_Extracted entries_
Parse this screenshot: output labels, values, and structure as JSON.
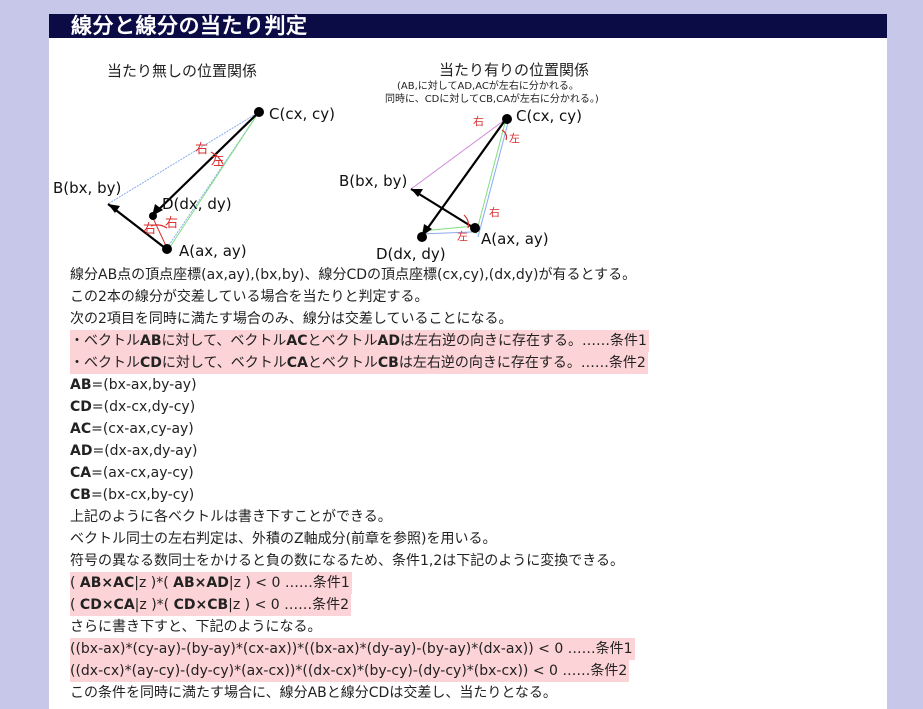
{
  "title": "線分と線分の当たり判定",
  "diagram": {
    "left_caption": "当たり無しの位置関係",
    "right_caption": "当たり有りの位置関係",
    "right_note1": "(AB,に対してAD,ACが左右に分かれる。",
    "right_note2": "同時に、CDに対してCB,CAが左右に分かれる。)",
    "labels": {
      "c": "C(cx, cy)",
      "b": "B(bx, by)",
      "d": "D(dx, dy)",
      "a": "A(ax, ay)",
      "right": "右",
      "left": "左"
    },
    "colors": {
      "blue": "#8aaaf0",
      "green": "#7fe07f",
      "magenta": "#d08ad8",
      "red": "#d93030"
    }
  },
  "content": {
    "line1": "線分AB点の頂点座標(ax,ay),(bx,by)、線分CDの頂点座標(cx,cy),(dx,dy)が有るとする。",
    "line2": "この2本の線分が交差している場合を当たりと判定する。",
    "line3": "次の2項目を同時に満たす場合のみ、線分は交差していることになる。",
    "cond1": {
      "p1": "・ベクトル",
      "v1": "AB",
      "p2": "に対して、ベクトル",
      "v2": "AC",
      "p3": "とベクトル",
      "v3": "AD",
      "p4": "は左右逆の向きに存在する。……条件1"
    },
    "cond2": {
      "p1": "・ベクトル",
      "v1": "CD",
      "p2": "に対して、ベクトル",
      "v2": "CA",
      "p3": "とベクトル",
      "v3": "CB",
      "p4": "は左右逆の向きに存在する。……条件2"
    },
    "vectors": [
      {
        "name": "AB",
        "expr": "=(bx-ax,by-ay)"
      },
      {
        "name": "CD",
        "expr": "=(dx-cx,dy-cy)"
      },
      {
        "name": "AC",
        "expr": "=(cx-ax,cy-ay)"
      },
      {
        "name": "AD",
        "expr": "=(dx-ax,dy-ay)"
      },
      {
        "name": "CA",
        "expr": "=(ax-cx,ay-cy)"
      },
      {
        "name": "CB",
        "expr": "=(bx-cx,by-cy)"
      }
    ],
    "line4": "上記のように各ベクトルは書き下すことができる。",
    "line5": "ベクトル同士の左右判定は、外積のZ軸成分(前章を参照)を用いる。",
    "line6": "符号の異なる数同士をかけると負の数になるため、条件1,2は下記のように変換できる。",
    "formula1": {
      "a": "( ",
      "b": "AB×AC",
      "c": "|z )*( ",
      "d": "AB×AD",
      "e": "|z ) < 0 ……条件1"
    },
    "formula2": {
      "a": "( ",
      "b": "CD×CA",
      "c": "|z )*( ",
      "d": "CD×CB",
      "e": "|z ) < 0 ……条件2"
    },
    "line7": "さらに書き下すと、下記のようになる。",
    "expanded1": "((bx-ax)*(cy-ay)-(by-ay)*(cx-ax))*((bx-ax)*(dy-ay)-(by-ay)*(dx-ax)) < 0 ……条件1",
    "expanded2": "((dx-cx)*(ay-cy)-(dy-cy)*(ax-cx))*((dx-cx)*(by-cy)-(dy-cy)*(bx-cx)) < 0 ……条件2",
    "line8": "この条件を同時に満たす場合に、線分ABと線分CDは交差し、当たりとなる。"
  }
}
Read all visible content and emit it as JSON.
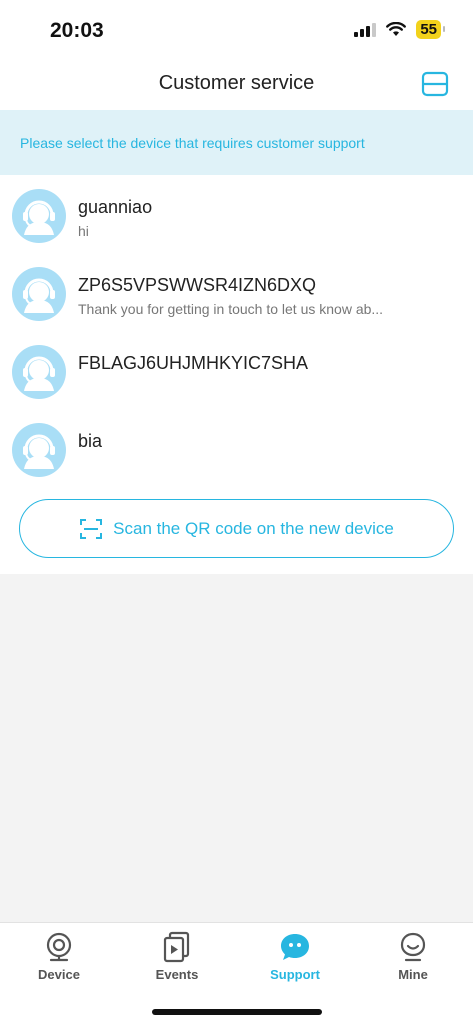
{
  "status_bar": {
    "time": "20:03",
    "battery": "55"
  },
  "header": {
    "title": "Customer service",
    "action_icon": "scan-frame-icon"
  },
  "banner": {
    "text": "Please select the device that requires customer support"
  },
  "devices": [
    {
      "name": "guanniao",
      "last_message": "hi"
    },
    {
      "name": "ZP6S5VPSWWSR4IZN6DXQ",
      "last_message": "Thank you for getting in touch to let us know ab..."
    },
    {
      "name": "FBLAGJ6UHJMHKYIC7SHA",
      "last_message": ""
    },
    {
      "name": "bia",
      "last_message": ""
    }
  ],
  "scan_button": {
    "label": "Scan the QR code on the new device",
    "icon": "qr-scan-icon"
  },
  "tabs": [
    {
      "label": "Device",
      "icon": "camera-icon",
      "active": false
    },
    {
      "label": "Events",
      "icon": "video-file-icon",
      "active": false
    },
    {
      "label": "Support",
      "icon": "chat-bubble-icon",
      "active": true
    },
    {
      "label": "Mine",
      "icon": "profile-face-icon",
      "active": false
    }
  ],
  "colors": {
    "accent": "#27b6e0",
    "banner_bg": "#dff2f8",
    "avatar_bg": "#a9def6",
    "page_bg": "#f3f3f3"
  }
}
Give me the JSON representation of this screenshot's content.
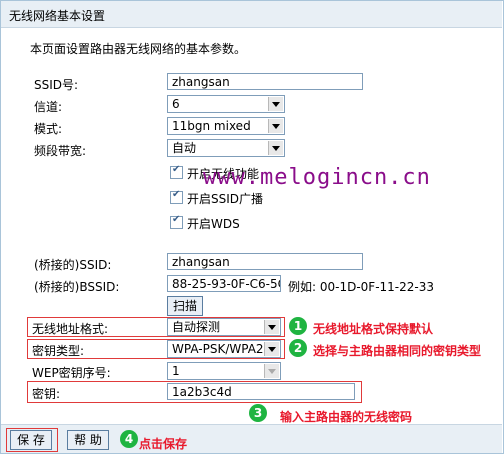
{
  "page": {
    "title": "无线网络基本设置",
    "description": "本页面设置路由器无线网络的基本参数。"
  },
  "form": {
    "ssid_label": "SSID号:",
    "ssid_value": "zhangsan",
    "channel_label": "信道:",
    "channel_value": "6",
    "mode_label": "模式:",
    "mode_value": "11bgn mixed",
    "bandwidth_label": "频段带宽:",
    "bandwidth_value": "自动",
    "checkboxes": [
      {
        "label": "开启无线功能",
        "checked": true
      },
      {
        "label": "开启SSID广播",
        "checked": true
      },
      {
        "label": "开启WDS",
        "checked": true
      }
    ],
    "bridge_ssid_label": "(桥接的)SSID:",
    "bridge_ssid_value": "zhangsan",
    "bridge_bssid_label": "(桥接的)BSSID:",
    "bridge_bssid_value": "88-25-93-0F-C6-5C",
    "bssid_example": "例如: 00-1D-0F-11-22-33",
    "scan_label": "扫描",
    "addr_format_label": "无线地址格式:",
    "addr_format_value": "自动探测",
    "key_type_label": "密钥类型:",
    "key_type_value": "WPA-PSK/WPA2-",
    "wep_index_label": "WEP密钥序号:",
    "wep_index_value": "1",
    "key_label": "密钥:",
    "key_value": "1a2b3c4d"
  },
  "annotations": [
    {
      "number": "1",
      "text": "无线地址格式保持默认"
    },
    {
      "number": "2",
      "text": "选择与主路由器相同的密钥类型"
    },
    {
      "number": "3",
      "text": "输入主路由器的无线密码"
    },
    {
      "number": "4",
      "text": "点击保存"
    }
  ],
  "watermark": "www.melogincn.cn",
  "footer": {
    "save_label": "保 存",
    "help_label": "帮 助"
  },
  "colors": {
    "header_bg": "#e8eff5",
    "annotation_green": "#1fb441",
    "annotation_red": "#e8192c",
    "watermark": "#8a0d8a"
  }
}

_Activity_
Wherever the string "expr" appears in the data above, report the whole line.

_Answer to this problem_
        "expr": "=(bx-ax,by-ay)"
        "expr": "=(dx-cx,dy-cy)"
        "expr": "=(cx-ax,cy-ay)"
        "expr": "=(dx-ax,dy-ay)"
        "expr": "=(ax-cx,ay-cy)"
        "expr": "=(bx-cx,by-cy)"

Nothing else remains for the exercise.